Democrats call for investigation into Trump’s iPhone use after a report that China is listening:Analysis | The Daily 202 I The Washington Post.

washingtonpost.com By James Hohmann _________________________________________________________________________________ President Trump and Chinese President Xi Jinping visit the Great Hall of the People in Beijing last November. (Andrew Harnik/AP) With Breanne Deppisch and Joanie Greve THE BIG IDEA: If Democrats win the House in two weeks, it’s a safe bet that one of the oversight hearings they schedule for early next year would focus on President Trump’s use of unsecured cellphones. The matter would not likely be pursued with anywhere near the gusto that congressional Republicans investigated Hillary Clinton’s use of a private email server during her time as secretary of state. Leaders of the minority party have higher priorities . But Democratic lawmakers made clear Thursday morning that they will not ignore a New York Times report that Trump has refused to stop using iPhones in the White House, despite repeated warnings from U.S. intelligence offici

RTTNews: Morning Market Briefing.-Weekly Jobless Claims Edge Down To 444,000. May 13th 2010

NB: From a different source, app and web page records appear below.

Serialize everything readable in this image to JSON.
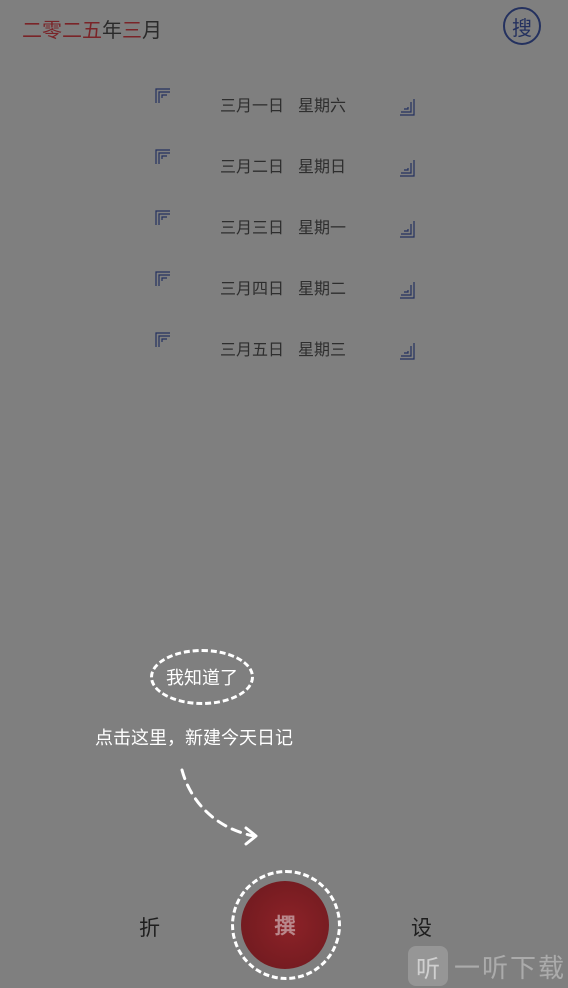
{
  "header": {
    "title_parts": [
      {
        "text": "二零二五",
        "tone": "red"
      },
      {
        "text": "年",
        "tone": "dark"
      },
      {
        "text": "三",
        "tone": "red"
      },
      {
        "text": "月",
        "tone": "dark"
      }
    ]
  },
  "search": {
    "label": "搜"
  },
  "entries": [
    {
      "date": "三月一日",
      "weekday": "星期六"
    },
    {
      "date": "三月二日",
      "weekday": "星期日"
    },
    {
      "date": "三月三日",
      "weekday": "星期一"
    },
    {
      "date": "三月四日",
      "weekday": "星期二"
    },
    {
      "date": "三月五日",
      "weekday": "星期三"
    }
  ],
  "guide": {
    "dismiss_label": "我知道了",
    "hint": "点击这里，新建今天日记"
  },
  "nav": {
    "left_label": "折",
    "compose_label": "撰",
    "right_label": "设"
  },
  "watermark": {
    "icon_char": "听",
    "text": "一听下载"
  },
  "colors": {
    "background": "#7f7f7f",
    "accent_red": "#7a2428",
    "ink_blue": "#24315f"
  }
}
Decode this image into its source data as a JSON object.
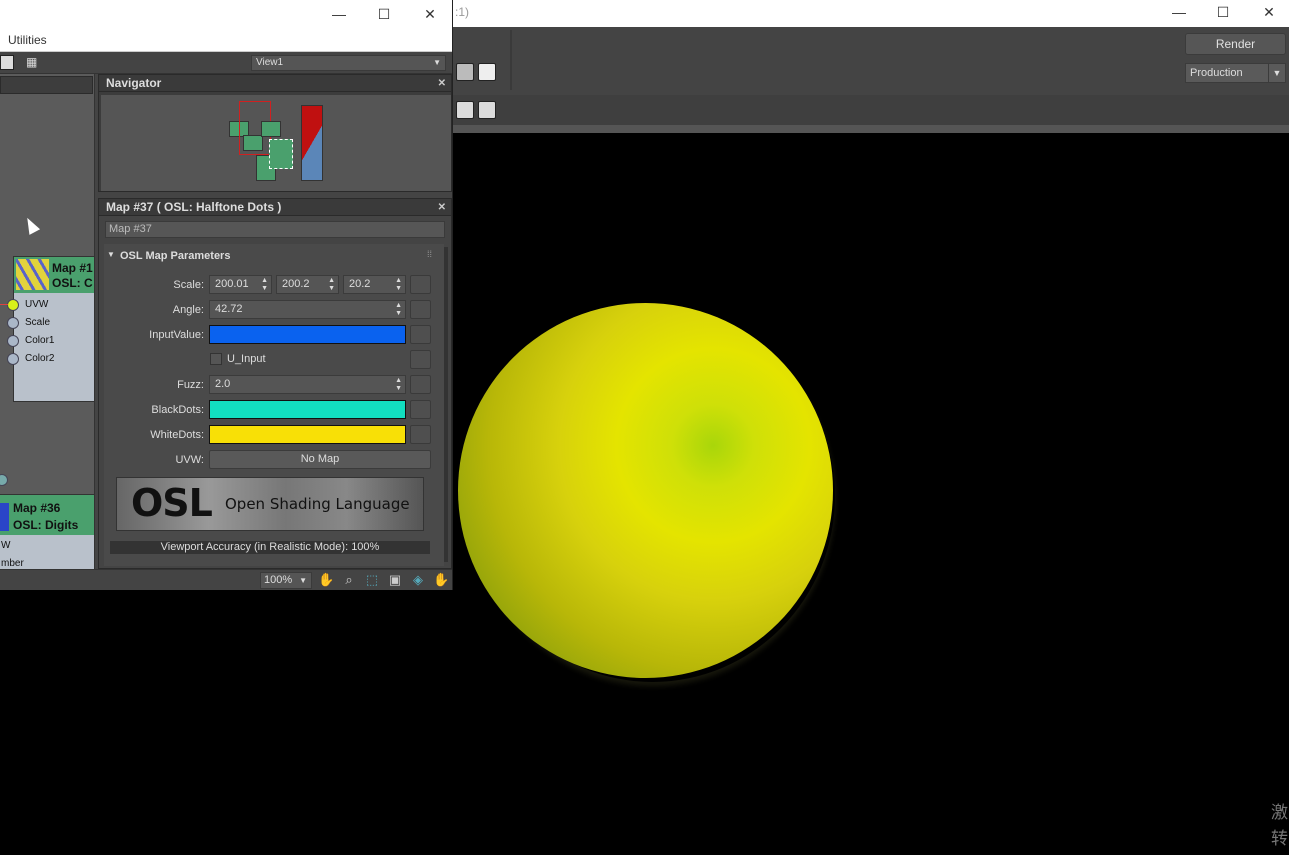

Morning Market Briefing Thu May 13 09:01 2010   Commentary May 13, 2010 Stocks Poised For Lackluster Open Amid Mixed Market Sentiment - U.S. Commentary Stocks are on pace for a mixed start to Thursday's session, as a mostly upbeat jobs report continued to relieve the markets while some consternation regarding the European debt crisis remained on traders' minds. The major index futures are little changed, with the Dow futures down by 4 points. Full Article Economic News May 13, 2010 Weekly Jobless Claims Edge Down To 444,000 First-time claims for unemployment benefits showed another modest decrease in the week ended May 8th, according to a report released by the Labor Department on Thursday, although the number of claims exceeded estimates due to an upward revision to the previous week's data. Full Article May 13, 2010 Malaysia's Decade High Growth Triggers Policy Tightening Malaysia's economy grew at the fastest pace in a decade in